War is over on the nation's pop album chart, and it's the beginning of a happy new year for the Beatles, who commandingly held onto the No. 1 spot with their "1" hits compilation as rival Backstreet Boys dropped to No. 9 in the week after Christmas.
Sales of "1" dropped from its pre-Christmas week peak of 1.2 million copies to 451,000 last week, but that still trounced the figure of 171,000 posted by Backstreet Boys' "Black & Blue" album, down from 724,000 a week earlier.
The "1" album has now sold more than 5 million copies since it was released in mid-November, according to SoundScan, compared to 4.3 million for "Black & Blue," which was released one week after the Beatles album.
The Backstreet Boys weren't the only teen artists to suffer a big drop on the charts last week. Britney Spears' "Oops! . . . I Did It Again" fell from No. 8 to No. 21 on the album chart. Sales of Spears' album slipped from 405,000 the week before Christmas to 110,000 last week.
Meanwhile, a pair of rap artists posted big chart gains, with OutKast's "Stankonia" hopping from No. 13 to No. 6 for sales of 221,000 last week and Xzibit's "Restless" jumping from No. 31 to No. 12 (sales were 148,000).
The hits compilation "Now That's What I Call Music, Vol. 5" continued selling briskly after Christmas and snagged the No. 2 slot on sales of 320,000. The other slots in the Top 5 are occupied by Shaggy, Limp Bizkit and Snoop Dogg.

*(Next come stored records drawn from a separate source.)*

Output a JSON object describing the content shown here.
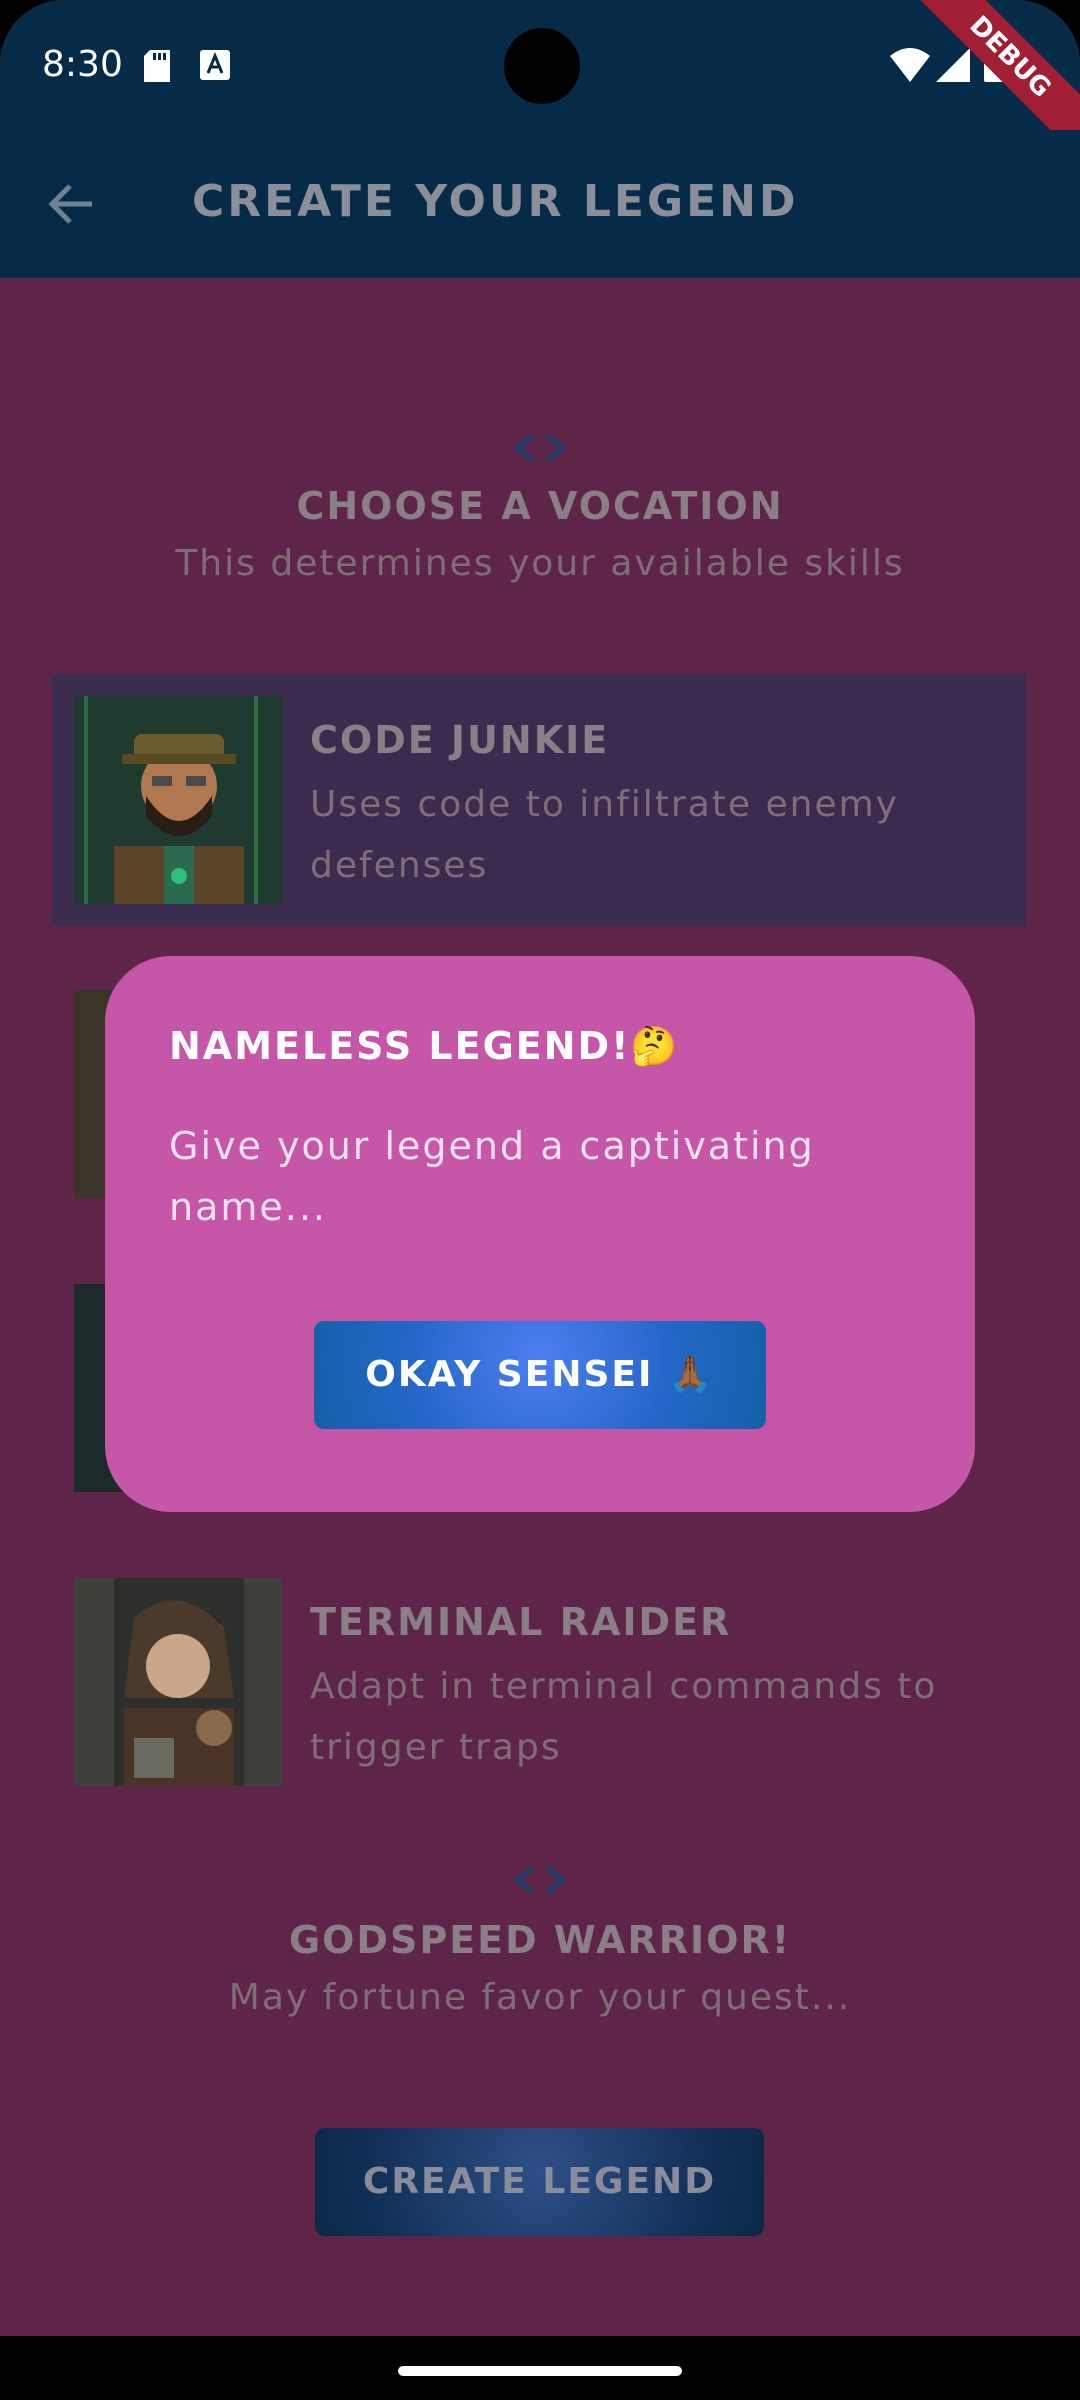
{
  "status_bar": {
    "time": "8:30",
    "debug_banner": "DEBUG"
  },
  "app_bar": {
    "title": "CREATE YOUR LEGEND"
  },
  "vocation_section": {
    "title": "CHOOSE A VOCATION",
    "subtitle": "This determines your available skills"
  },
  "vocations": [
    {
      "title": "CODE JUNKIE",
      "description": "Uses code to infiltrate enemy defenses",
      "selected": true
    },
    {
      "title": "TERMINAL RAIDER",
      "description": "Adapt in terminal commands to trigger traps",
      "selected": false
    }
  ],
  "footer_section": {
    "title": "GODSPEED WARRIOR!",
    "subtitle": "May fortune favor your quest..."
  },
  "create_button": {
    "label": "CREATE LEGEND"
  },
  "dialog": {
    "title": "NAMELESS LEGEND!🤔",
    "message": "Give your legend a captivating name...",
    "button_label": "OKAY SENSEI 🙏🏾"
  },
  "colors": {
    "background": "#5e2548",
    "app_bar": "#062b48",
    "dialog": "#c556a8",
    "accent_button": "#2467c8"
  }
}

"He Loves U Not" by female pop vocal group dream charted its third week as the nation's No. 1 single.
New and Notable
Badly Drawn Boy, "The Hour of Bewilderbeast," XL/Beggars Banquet. This debut album of sophisticated techno-age folk recently won Britain's prestigious Mercury Music Prize. It's winsomely charming yet deeply affecting. (Steve Hochman)
R.L. Burnside, "Wish I Was in Heaven Sitting Down," Epitaph/Fat Possum. The 73-year-old former sharecropper expands on the boogie-meets-B-boy sound of1998's "Come On In." It's a rare treat to find a blues album that actually flirts with new ideas and makes them work. (Marc Weingarten)
Johnny Cash, "American III: Solitary Man," Columbia. In the third in a series of striking albums with producer Rick Rubin, the legendary country singer draws upon his country, rock, gospel and folk roots with sometimes dark, but often uplifting results. (Robert Hilburn)
PJ Harvey, "Stories from the City, Stories from the Sea," Island. In the true heir to "To Bring You My Love," which placed her among the '90s most compelling, innovative arrivals, Harvey offers a similar fusion of her early punk-blues fury and her pop-cabaret theatricality. (Natalie Nichols)
Paul Simon, "You're the One," Warner Bros. The musical textures aren't as distinctive as the ones that ran through much of "Graceland," but the songs themselves are illuminating and mostly upbeat reflections on life and love. (R. H.)
U2, "All That You Can't Leave Behind," Interscope. The great Irish rock band returns to its classic musical stance with a collection of soulful and affecting songs that reach out with open arms and an open heart. (R.H.)